Speed up Windows by moving the temp folder
The default temporary directory in Windows is located on the same hard drive and partition as the operating system itself by default.
Depending on the speed of that drive, and the programs you run on it regularly, it may not be optimal to have the temporary folder located on the drive as well.
It is possible to speed up operations that require the temporary folder on Windows by moving it to another location on the system, preferably another drive. The main idea behind this is that the main hard drive does not have to process these temporary files which frees up resources for other operations. A similar technique is used to move the Pagefile and other core operating system files to another hard drive.
The temp folder is used to store temporary data, for instance extraction data of archives or during the creation of video DVDs or other data on the computer that is only required temporarily.
The process of changing the location is very simple and done in a matter of seconds.
- Press Windows-Pause (Break) and click on the Advanced link (Advanced System Settings).
- Click the Environment Variables button on the bottom and another window opens showing all variables. The important ones for use are the TMP and TEMP user variables as they are used by the user of the system. You may however change the system temp variables as well.
- Create a new directory manually on another hard drive, for instance f:\temp. Make sure there is enough disk space on the drive to hold temporary files.
- Mark the first variable now and select edit from the menu and change the default location to f:\temp or the location you have selected.
- Edit the second variable in the same way and click on ok.
- You should restart your computer afterwards.
You could then delete the old temporary directories because files in them are not deleted automatically if you change the location of the temporary folders on Windows.

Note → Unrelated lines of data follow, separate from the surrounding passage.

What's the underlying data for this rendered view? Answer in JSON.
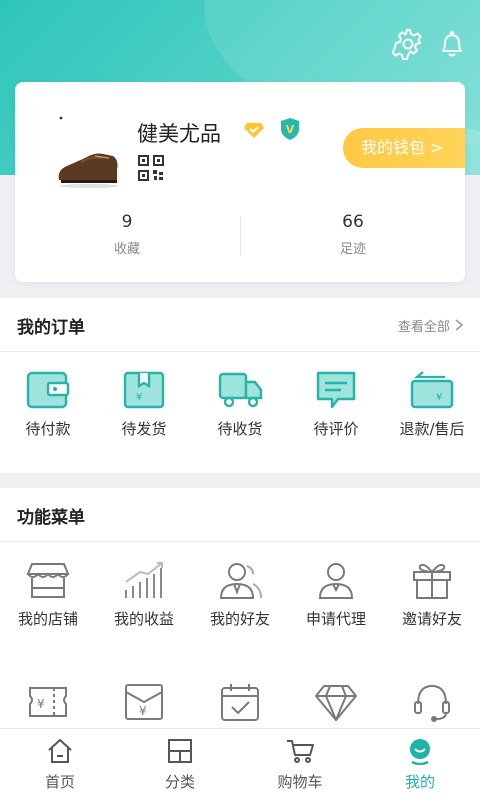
{
  "profile": {
    "nickname": "健美尤品",
    "wallet_label": "我的钱包 >",
    "stats": [
      {
        "value": "9",
        "label": "收藏"
      },
      {
        "value": "66",
        "label": "足迹"
      }
    ]
  },
  "orders": {
    "title": "我的订单",
    "view_all": "查看全部",
    "items": [
      {
        "label": "待付款",
        "icon": "wallet-icon"
      },
      {
        "label": "待发货",
        "icon": "package-icon"
      },
      {
        "label": "待收货",
        "icon": "truck-icon"
      },
      {
        "label": "待评价",
        "icon": "comment-icon"
      },
      {
        "label": "退款/售后",
        "icon": "refund-card-icon"
      }
    ]
  },
  "functions": {
    "title": "功能菜单",
    "items": [
      {
        "label": "我的店铺",
        "icon": "shop-icon"
      },
      {
        "label": "我的收益",
        "icon": "bar-chart-icon"
      },
      {
        "label": "我的好友",
        "icon": "friends-icon"
      },
      {
        "label": "申请代理",
        "icon": "person-icon"
      },
      {
        "label": "邀请好友",
        "icon": "gift-icon"
      }
    ],
    "items_row2": [
      {
        "icon": "coupon-icon"
      },
      {
        "icon": "envelope-yen-icon"
      },
      {
        "icon": "calendar-check-icon"
      },
      {
        "icon": "diamond-icon"
      },
      {
        "icon": "headset-icon"
      }
    ]
  },
  "tabbar": [
    {
      "label": "首页",
      "icon": "home-icon"
    },
    {
      "label": "分类",
      "icon": "category-icon"
    },
    {
      "label": "购物车",
      "icon": "cart-icon"
    },
    {
      "label": "我的",
      "icon": "profile-icon",
      "active": true
    }
  ],
  "colors": {
    "accent": "#1fb3a8",
    "wallet": "#ffc844",
    "active_tab": "#1fb3a8"
  }
}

Please note that the method works in all versions of Windows including the latest versions released (that is Windows 10 at the time of writing this update).Advertisement